been stagnant in recent years (see Figure R&D-4). Recently, the FS&T budget has been declining since the charge to double NIH funding has been completed (see Figure R&D-5). Recent Department of Defense (DOD) budgets offer another example—ever the last decade, the resources provided for basic research by the DOD have declined substantially.8 Recent trends show that while defense R&D budgets have been increasing overall, the amount of resources allocated to science research in DOD is decreasing (see Figures R&D-6A and B). This lack of support for basic research could have major consequences for the development of necessary future military capabilities.
Allocating Federal Funds for Science and Technology also recommended that:
R&D conducted in federal laboratories focus on the objectives of the sponsoring agency and not expand beyond the assigned missions of the laboratories. The size and activities of each laboratory should correspond to changes in mission requirements.
FS&T funding generally favor academic institutions because of their flexibility and inherent quality control and because they link research to education and training in science and engineering.
FS&T budget decisions give preference to funding projects and people rather than institutions. That approach will increase the flexibility in responding to new opportunities and changing conditions.
Competitive merit review, especially that involving external reviewers, be the preferred way to make awards, because competition for funding is vital to maintain the high quality of FS&T programs.
Evaluations of R&D programs and of those performing and sponsoring the work also incorporate the views of outside evaluators.
R&D be well managed and accountable but not micromanaged or hobbled by rules and regulations that have little social benefit.
Diversity cannot be an excuse for mediocrity. People, projects, and institutions need to be reviewed to ensure that they are meeting national needs in science and technology. Open competition involving evaluation of merit by peers is the best-known mechanism to maintain support for the highest-quality projects and people. Quality also can be maintained by knowledgeable program managers who have established external scientific and technical advisory groups to help assess quality and to help monitor whether agency needs are being met.
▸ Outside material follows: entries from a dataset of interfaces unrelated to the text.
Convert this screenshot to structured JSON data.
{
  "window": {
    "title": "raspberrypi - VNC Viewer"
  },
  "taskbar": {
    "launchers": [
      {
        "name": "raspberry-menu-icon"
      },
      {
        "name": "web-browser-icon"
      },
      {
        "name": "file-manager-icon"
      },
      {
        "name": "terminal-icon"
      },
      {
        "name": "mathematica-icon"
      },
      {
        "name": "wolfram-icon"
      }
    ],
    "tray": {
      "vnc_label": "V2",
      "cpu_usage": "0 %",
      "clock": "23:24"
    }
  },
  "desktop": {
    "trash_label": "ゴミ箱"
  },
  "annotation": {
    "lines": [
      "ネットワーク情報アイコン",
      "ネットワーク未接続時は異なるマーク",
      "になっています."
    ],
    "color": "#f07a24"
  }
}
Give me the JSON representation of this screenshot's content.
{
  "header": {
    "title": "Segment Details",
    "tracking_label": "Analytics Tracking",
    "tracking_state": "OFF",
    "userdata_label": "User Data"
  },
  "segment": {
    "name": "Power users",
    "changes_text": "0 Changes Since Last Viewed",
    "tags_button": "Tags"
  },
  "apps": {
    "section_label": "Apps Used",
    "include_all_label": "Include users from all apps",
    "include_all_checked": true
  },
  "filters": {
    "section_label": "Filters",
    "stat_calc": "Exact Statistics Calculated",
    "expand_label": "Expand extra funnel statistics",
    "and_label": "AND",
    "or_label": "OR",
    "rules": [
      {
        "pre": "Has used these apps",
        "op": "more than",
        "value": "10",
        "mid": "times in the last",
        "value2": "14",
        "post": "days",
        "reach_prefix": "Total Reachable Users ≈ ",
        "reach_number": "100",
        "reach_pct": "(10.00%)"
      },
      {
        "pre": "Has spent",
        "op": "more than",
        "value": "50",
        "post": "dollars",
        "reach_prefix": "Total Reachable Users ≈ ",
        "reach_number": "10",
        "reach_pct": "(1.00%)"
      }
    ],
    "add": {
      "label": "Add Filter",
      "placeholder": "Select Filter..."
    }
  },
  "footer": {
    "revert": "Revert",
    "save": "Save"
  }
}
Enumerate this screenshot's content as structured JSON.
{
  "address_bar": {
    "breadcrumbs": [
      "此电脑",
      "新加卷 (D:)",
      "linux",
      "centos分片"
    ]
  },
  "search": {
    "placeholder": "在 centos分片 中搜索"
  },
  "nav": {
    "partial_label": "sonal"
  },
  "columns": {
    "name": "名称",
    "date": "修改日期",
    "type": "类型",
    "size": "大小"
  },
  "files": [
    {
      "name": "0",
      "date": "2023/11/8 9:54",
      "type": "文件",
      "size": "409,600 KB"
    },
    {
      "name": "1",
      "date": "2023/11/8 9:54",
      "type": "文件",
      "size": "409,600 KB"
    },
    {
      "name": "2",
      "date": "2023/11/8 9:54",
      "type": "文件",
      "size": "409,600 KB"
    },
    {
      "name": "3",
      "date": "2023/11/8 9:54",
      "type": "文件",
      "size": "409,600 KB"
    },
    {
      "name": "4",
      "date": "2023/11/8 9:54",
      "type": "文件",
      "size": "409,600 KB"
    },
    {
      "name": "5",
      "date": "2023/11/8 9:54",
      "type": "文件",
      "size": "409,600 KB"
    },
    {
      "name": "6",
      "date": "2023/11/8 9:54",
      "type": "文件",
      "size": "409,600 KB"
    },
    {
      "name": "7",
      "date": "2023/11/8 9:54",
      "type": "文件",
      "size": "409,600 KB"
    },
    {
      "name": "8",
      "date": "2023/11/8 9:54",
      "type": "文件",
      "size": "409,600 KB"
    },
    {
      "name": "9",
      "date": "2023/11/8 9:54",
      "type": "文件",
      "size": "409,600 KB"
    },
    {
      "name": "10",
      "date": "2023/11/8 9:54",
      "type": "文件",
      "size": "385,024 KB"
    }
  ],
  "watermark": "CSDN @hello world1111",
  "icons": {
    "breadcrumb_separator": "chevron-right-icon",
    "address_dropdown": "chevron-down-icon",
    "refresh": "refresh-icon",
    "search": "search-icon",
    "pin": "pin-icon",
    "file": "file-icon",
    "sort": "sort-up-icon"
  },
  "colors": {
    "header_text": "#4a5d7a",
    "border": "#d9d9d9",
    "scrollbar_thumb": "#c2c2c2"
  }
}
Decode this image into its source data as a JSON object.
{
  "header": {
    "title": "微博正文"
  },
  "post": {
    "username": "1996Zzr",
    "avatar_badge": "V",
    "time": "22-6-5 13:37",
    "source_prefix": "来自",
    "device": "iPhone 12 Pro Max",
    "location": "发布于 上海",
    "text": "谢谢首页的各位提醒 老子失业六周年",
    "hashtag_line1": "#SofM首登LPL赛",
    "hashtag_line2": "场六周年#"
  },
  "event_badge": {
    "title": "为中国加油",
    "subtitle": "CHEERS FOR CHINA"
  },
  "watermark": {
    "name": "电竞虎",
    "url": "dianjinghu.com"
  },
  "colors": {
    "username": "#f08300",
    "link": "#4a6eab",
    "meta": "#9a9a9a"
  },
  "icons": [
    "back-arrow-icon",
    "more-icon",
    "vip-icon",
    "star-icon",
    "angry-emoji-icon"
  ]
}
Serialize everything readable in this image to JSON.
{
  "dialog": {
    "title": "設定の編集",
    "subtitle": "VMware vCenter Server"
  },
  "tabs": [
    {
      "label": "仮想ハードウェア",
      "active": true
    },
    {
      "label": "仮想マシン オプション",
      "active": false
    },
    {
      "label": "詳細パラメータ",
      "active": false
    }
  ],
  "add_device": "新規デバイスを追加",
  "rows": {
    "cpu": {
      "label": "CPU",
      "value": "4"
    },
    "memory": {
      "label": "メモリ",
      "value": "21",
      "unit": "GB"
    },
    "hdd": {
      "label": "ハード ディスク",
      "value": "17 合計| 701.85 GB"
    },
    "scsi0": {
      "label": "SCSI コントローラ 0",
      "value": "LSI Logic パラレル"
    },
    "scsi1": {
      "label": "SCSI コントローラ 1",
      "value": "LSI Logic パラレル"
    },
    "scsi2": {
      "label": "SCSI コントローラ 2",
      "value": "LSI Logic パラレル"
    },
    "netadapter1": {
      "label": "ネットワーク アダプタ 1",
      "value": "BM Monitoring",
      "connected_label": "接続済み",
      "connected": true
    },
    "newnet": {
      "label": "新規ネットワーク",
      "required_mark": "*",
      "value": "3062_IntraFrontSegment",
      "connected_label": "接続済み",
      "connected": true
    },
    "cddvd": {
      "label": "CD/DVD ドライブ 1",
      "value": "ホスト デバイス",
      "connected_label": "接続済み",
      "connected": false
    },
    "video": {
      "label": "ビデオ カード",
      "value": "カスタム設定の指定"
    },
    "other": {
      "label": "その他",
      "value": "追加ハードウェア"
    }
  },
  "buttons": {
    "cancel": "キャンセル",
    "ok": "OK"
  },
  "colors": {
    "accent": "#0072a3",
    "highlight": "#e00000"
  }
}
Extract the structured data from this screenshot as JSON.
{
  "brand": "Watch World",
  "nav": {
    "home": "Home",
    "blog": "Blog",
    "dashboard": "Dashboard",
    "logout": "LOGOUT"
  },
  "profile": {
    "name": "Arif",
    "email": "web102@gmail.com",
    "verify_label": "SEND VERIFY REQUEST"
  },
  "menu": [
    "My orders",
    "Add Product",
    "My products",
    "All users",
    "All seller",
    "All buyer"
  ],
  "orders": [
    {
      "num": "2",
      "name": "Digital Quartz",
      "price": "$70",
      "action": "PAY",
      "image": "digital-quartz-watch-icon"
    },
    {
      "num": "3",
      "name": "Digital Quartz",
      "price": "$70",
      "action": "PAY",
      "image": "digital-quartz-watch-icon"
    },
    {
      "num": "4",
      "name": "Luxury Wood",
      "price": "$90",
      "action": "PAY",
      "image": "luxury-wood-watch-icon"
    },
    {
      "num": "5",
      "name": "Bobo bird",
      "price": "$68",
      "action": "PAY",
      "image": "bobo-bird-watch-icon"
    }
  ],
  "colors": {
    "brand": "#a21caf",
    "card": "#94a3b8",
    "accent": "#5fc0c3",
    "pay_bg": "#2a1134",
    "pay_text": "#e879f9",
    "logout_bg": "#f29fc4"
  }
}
Possible actions for the federal government to maintain the diversity